I learned of great work being done in Connecticut around educating the underrepresented minorities in the STEM fields. I learned of the innovative approaches
to education being done in China, the Middle East, Seattle and all over the continent of Africa. 

I learned of the strides being made around racial equity and proximity in South Carolina. Yes, South Carolina!

A gentleman from Panama advised us, “if being personally financially secure helps alleviate some of the fear of uncertainty, as it pertains to committing
your life to what you know you are here on earth to do although it doesn’t come with a hefty salary, then BY ALL MEANS, become financially secure!”
Those of you who know me personally know that really resonated well with me.

As I wait on my flight itinerary to become a little more clear, sitting in this Denver airport I feel like I want to get up and run! See, I just spent
the last five days at The Aspen Institute in Aspen, Colorado. Upon invitation from their Global Leadership Network, I participated in the Resnick Aspen
Action Forum. “One of the greatest platforms for effecting real and measurable change in the world, …that encourages entrepreneurial leaders from
around the world to commit to putting their ideas for impact into action.” This year’s theme: Leading Toward Justice. My internal compass has always
been my driving force in life. While still a relatively young man, I have committed my life to driving change and addressing the inequities that adversely
affect minority communities and populations in the United States through sports, education, entrepreneurship, mentoring and philanthropy. I can honestly
say I truly love helping others grow their capacity. Yet, leaving this convening and for the first time in my life, I feel moved to action! So much
so, it was either blog or literally sprint through this airport. While my physical body could definitely use the cardio, mentally I need to get this
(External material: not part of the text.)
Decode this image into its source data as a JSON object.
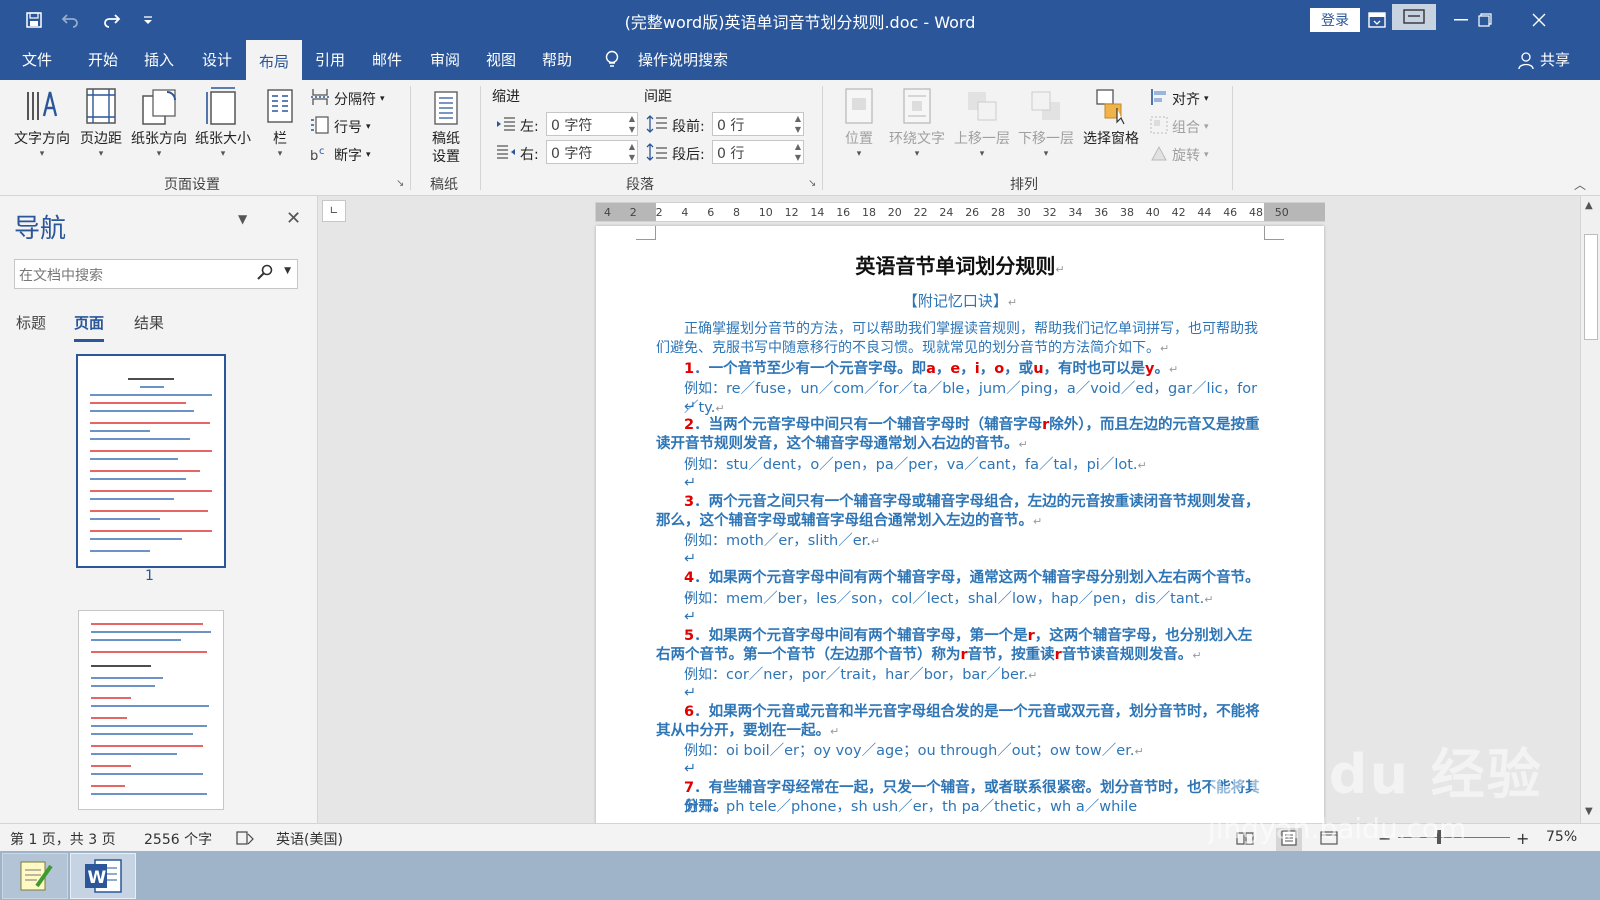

For far too many nights to count, I’ve pondered at my desk, “Where else is the help?!” While far from making any direct correlation between my life and
that of Dr. King’s, since undergrad learning of and reading his sermon “A Knock at Midnight,” I have on many nights experienced that midnight hour
weakness and faltering of courage that he talks about. However, I never heard that inner voice he spoke of that told him to stand up for righteousness.
Time and time again, I heard my grandfather’s voice say, “Buddy, just do what’s right cause in the end right wins.” That always gave me the strength
to not see the problem as being bigger than the solution. Yet, the loneliness of leadership is more than a platitude.

Spending a week at the ACTION Forum with 350 of the world’s thought leaders, who are also doers, my question has finally been answered. “Where else is
the help?!” It’s spread out all over the globe. There are highly intelligent attorneys in Alabama committed to juvenile justice. There are teachers
in South Texas waist deep in the struggle to create equally accessible quality education for ethnic minorities. In Egypt, oh my God, they’re doing
a myriad of things! Israel, El Salvador, Minnesota, New Orleans, Hong Kong, San Francisco, you name the place and help is there. Now, with a new paradigm
established, armed with a network that has multiplied a hundred-fold, I’m sprinting through this airport, not literally, but sprinting nonetheless
because I found the help. As is the case in so many circumstances; finding your help gives you strength to DO more. I WILL DO MORE!


Edward R. Boyd, Jr.

iNvictus Group Holdings, LLC, Founder/Chief Strategy Officer

iNvictus Forward Outreach, Board Chair